The algorithm is ready to be implemented, as the researchers continue to work on the control and regulation of the relevant countermeasures. The development is of interest not only to the big operators of power transmission grids, but also to regional distribution grids. “To make an analogy with the road network, what’s the point of having clear motorways when the smaller regional roads are permanently blocked?” says Bretschneider.
Power to predict problems of the future
All the same, the researchers are not restricting themselves to the problems of today, but also want to factor in anomalies that have not even occurred so far. “If we continue to pursue renewables, it may lead to situations we don’t even know about yet,” says Bretschneider. Here, too, the researchers have turned to artificial intelligence, where they work on categorizing these sorts of unknown phenomena and developing the appropriate algorithms using digital network maps.
Martin Käßler | Fraunhofer Research News
Accelerating quantum technologies with materials processing at the atomic scale
15.05.2019 | University of Oxford
A step towards probabilistic computing
15.05.2019 | University of Konstanz
A new assessment of NASA's record of global temperatures revealed that the agency's estimate of Earth's long-term temperature rise in recent decades is accurate to within less than a tenth of a degree Fahrenheit, providing confidence that past and future research is correctly capturing rising surface temperatures.
The most complete assessment ever of statistical uncertainty within the GISS Surface Temperature Analysis (GISTEMP) data product shows that the annual values...
Physicists at the University of Basel are able to show for the first time how a single electron looks in an artificial atom. A newly developed method enables them to show the probability of an electron being present in a space. This allows improved control of electron spins, which could serve as the smallest information unit in a future quantum computer. The experiments were published in Physical Review Letters and the related theory in Physical Review B.
The spin of an electron is a promising candidate for use as the smallest information unit (qubit) of a quantum computer. Controlling and switching this spin or...
Engineers at the University of Tokyo continually pioneer new ways to improve battery technology. Professor Atsuo Yamada and his team recently developed a...

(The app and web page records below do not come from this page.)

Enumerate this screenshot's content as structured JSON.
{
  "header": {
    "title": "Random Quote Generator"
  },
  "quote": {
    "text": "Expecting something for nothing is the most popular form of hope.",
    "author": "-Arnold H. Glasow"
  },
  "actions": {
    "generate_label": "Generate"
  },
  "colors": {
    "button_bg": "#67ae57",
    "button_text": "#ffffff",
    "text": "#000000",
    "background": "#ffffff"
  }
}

With a quantum coprocessor in the cloud, physicists from Innsbruck, Austria, open the door to the simulation of previously unsolvable problems in chemistry, materials research or high-energy physics. The research groups led by Rainer Blatt and Peter Zoller report in the journal Nature how they simulated particle physics phenomena on 20 quantum bits and how the quantum simulator self-verified the result for the first time.
Many scientists are currently working on investigating how quantum advantage can be exploited on hardware already available today. Three years ago, physicists...
'Quantum technologies' utilise the unique phenomena of quantum superposition and entanglement to encode and process information, with potentially profound benefits to a wide range of information technologies from communications to sensing and computing.
However a major challenge in developing these technologies is that the quantum phenomena are very fragile, and only a handful of physical systems have been...
29.04.2019 | Event News
17.04.2019 | Event News
15.04.2019 | Event News
24.05.2019 | Physics and Astronomy
24.05.2019 | Medical Engineering
24.05.2019 | Life Sciences